» **What to produce**
Each record is to be repeated exactly as it stands below.

» **Records for the task**
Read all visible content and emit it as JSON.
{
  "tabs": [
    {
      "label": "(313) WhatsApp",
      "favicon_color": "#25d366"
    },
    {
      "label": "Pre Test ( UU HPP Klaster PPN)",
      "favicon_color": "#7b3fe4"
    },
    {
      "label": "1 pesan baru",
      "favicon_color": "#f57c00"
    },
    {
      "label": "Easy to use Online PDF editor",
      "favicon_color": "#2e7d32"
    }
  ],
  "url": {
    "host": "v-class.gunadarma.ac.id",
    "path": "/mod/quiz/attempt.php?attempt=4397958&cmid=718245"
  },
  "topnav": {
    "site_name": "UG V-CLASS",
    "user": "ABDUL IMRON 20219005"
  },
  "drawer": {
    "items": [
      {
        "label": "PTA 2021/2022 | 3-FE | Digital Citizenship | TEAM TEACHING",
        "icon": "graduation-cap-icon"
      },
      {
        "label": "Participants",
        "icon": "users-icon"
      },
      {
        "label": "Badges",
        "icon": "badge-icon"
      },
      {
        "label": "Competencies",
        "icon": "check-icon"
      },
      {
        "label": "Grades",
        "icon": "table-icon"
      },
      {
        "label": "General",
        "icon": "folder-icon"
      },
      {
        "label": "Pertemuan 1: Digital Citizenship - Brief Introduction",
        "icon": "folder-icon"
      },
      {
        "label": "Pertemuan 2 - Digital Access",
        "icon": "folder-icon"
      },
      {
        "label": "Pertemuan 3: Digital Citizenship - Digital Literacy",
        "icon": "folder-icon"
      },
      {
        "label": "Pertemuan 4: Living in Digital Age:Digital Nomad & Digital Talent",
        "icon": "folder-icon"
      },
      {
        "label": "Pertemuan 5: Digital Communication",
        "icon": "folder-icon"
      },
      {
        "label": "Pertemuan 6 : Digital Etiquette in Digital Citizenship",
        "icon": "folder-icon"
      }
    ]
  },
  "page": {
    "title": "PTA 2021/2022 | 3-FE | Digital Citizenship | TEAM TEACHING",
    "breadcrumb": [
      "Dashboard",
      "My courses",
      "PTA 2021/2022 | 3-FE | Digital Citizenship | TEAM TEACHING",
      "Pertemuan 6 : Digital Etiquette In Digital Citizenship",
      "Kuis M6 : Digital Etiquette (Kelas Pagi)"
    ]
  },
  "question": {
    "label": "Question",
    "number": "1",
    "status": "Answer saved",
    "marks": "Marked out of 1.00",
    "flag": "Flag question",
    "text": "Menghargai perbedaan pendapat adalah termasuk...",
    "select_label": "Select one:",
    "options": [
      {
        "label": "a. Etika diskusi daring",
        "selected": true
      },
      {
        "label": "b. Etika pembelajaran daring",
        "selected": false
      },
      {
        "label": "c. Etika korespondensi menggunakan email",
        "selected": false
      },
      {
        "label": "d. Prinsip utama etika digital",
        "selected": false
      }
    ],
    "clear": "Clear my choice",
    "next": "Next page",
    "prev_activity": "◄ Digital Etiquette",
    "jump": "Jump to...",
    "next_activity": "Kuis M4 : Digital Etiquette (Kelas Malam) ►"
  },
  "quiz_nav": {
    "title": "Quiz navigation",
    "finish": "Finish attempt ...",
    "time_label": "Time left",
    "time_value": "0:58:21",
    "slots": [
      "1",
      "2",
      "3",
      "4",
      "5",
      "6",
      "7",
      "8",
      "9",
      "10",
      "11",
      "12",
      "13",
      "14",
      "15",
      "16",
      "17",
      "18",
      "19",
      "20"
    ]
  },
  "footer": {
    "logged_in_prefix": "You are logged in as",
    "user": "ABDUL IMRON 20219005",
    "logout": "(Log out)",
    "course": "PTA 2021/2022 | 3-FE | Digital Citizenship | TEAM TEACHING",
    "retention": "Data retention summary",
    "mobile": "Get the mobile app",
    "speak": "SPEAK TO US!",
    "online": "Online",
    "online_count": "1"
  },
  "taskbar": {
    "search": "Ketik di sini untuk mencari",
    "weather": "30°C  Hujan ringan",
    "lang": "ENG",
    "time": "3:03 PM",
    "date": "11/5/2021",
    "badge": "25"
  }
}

» **Completed exercise**
Read all visible content and emit it as JSON.
{
  "tabs": [
    {
      "label": "(313) WhatsApp",
      "favicon_color": "#25d366"
    },
    {
      "label": "Pre Test ( UU HPP Klaster PPN)",
      "favicon_color": "#7b3fe4"
    },
    {
      "label": "1 pesan baru",
      "favicon_color": "#f57c00"
    },
    {
      "label": "Easy to use Online PDF editor",
      "favicon_color": "#2e7d32"
    }
  ],
  "url": {
    "host": "v-class.gunadarma.ac.id",
    "path": "/mod/quiz/attempt.php?attempt=4397958&cmid=718245"
  },
  "topnav": {
    "site_name": "UG V-CLASS",
    "user": "ABDUL IMRON 20219005"
  },
  "drawer": {
    "items": [
      {
        "label": "PTA 2021/2022 | 3-FE | Digital Citizenship | TEAM TEACHING",
        "icon": "graduation-cap-icon"
      },
      {
        "label": "Participants",
        "icon": "users-icon"
      },
      {
        "label": "Badges",
        "icon": "badge-icon"
      },
      {
        "label": "Competencies",
        "icon": "check-icon"
      },
      {
        "label": "Grades",
        "icon": "table-icon"
      },
      {
        "label": "General",
        "icon": "folder-icon"
      },
      {
        "label": "Pertemuan 1: Digital Citizenship - Brief Introduction",
        "icon": "folder-icon"
      },
      {
        "label": "Pertemuan 2 - Digital Access",
        "icon": "folder-icon"
      },
      {
        "label": "Pertemuan 3: Digital Citizenship - Digital Literacy",
        "icon": "folder-icon"
      },
      {
        "label": "Pertemuan 4: Living in Digital Age:Digital Nomad & Digital Talent",
        "icon": "folder-icon"
      },
      {
        "label": "Pertemuan 5: Digital Communication",
        "icon": "folder-icon"
      },
      {
        "label": "Pertemuan 6 : Digital Etiquette in Digital Citizenship",
        "icon": "folder-icon"
      }
    ]
  },
  "page": {
    "title": "PTA 2021/2022 | 3-FE | Digital Citizenship | TEAM TEACHING",
    "breadcrumb": [
      "Dashboard",
      "My courses",
      "PTA 2021/2022 | 3-FE | Digital Citizenship | TEAM TEACHING",
      "Pertemuan 6 : Digital Etiquette In Digital Citizenship",
      "Kuis M6 : Digital Etiquette (Kelas Pagi)"
    ]
  },
  "question": {
    "label": "Question",
    "number": "1",
    "status": "Answer saved",
    "marks": "Marked out of 1.00",
    "flag": "Flag question",
    "text": "Menghargai perbedaan pendapat adalah termasuk...",
    "select_label": "Select one:",
    "options": [
      {
        "label": "a. Etika diskusi daring",
        "selected": true
      },
      {
        "label": "b. Etika pembelajaran daring",
        "selected": false
      },
      {
        "label": "c. Etika korespondensi menggunakan email",
        "selected": false
      },
      {
        "label": "d. Prinsip utama etika digital",
        "selected": false
      }
    ],
    "clear": "Clear my choice",
    "next": "Next page",
    "prev_activity": "◄ Digital Etiquette",
    "jump": "Jump to...",
    "next_activity": "Kuis M4 : Digital Etiquette (Kelas Malam) ►"
  },
  "quiz_nav": {
    "title": "Quiz navigation",
    "finish": "Finish attempt ...",
    "time_label": "Time left",
    "time_value": "0:58:21",
    "slots": [
      "1",
      "2",
      "3",
      "4",
      "5",
      "6",
      "7",
      "8",
      "9",
      "10",
      "11",
      "12",
      "13",
      "14",
      "15",
      "16",
      "17",
      "18",
      "19",
      "20"
    ]
  },
  "footer": {
    "logged_in_prefix": "You are logged in as",
    "user": "ABDUL IMRON 20219005",
    "logout": "(Log out)",
    "course": "PTA 2021/2022 | 3-FE | Digital Citizenship | TEAM TEACHING",
    "retention": "Data retention summary",
    "mobile": "Get the mobile app",
    "speak": "SPEAK TO US!",
    "online": "Online",
    "online_count": "1"
  },
  "taskbar": {
    "search": "Ketik di sini untuk mencari",
    "weather": "30°C  Hujan ringan",
    "lang": "ENG",
    "time": "3:03 PM",
    "date": "11/5/2021",
    "badge": "25"
  }
}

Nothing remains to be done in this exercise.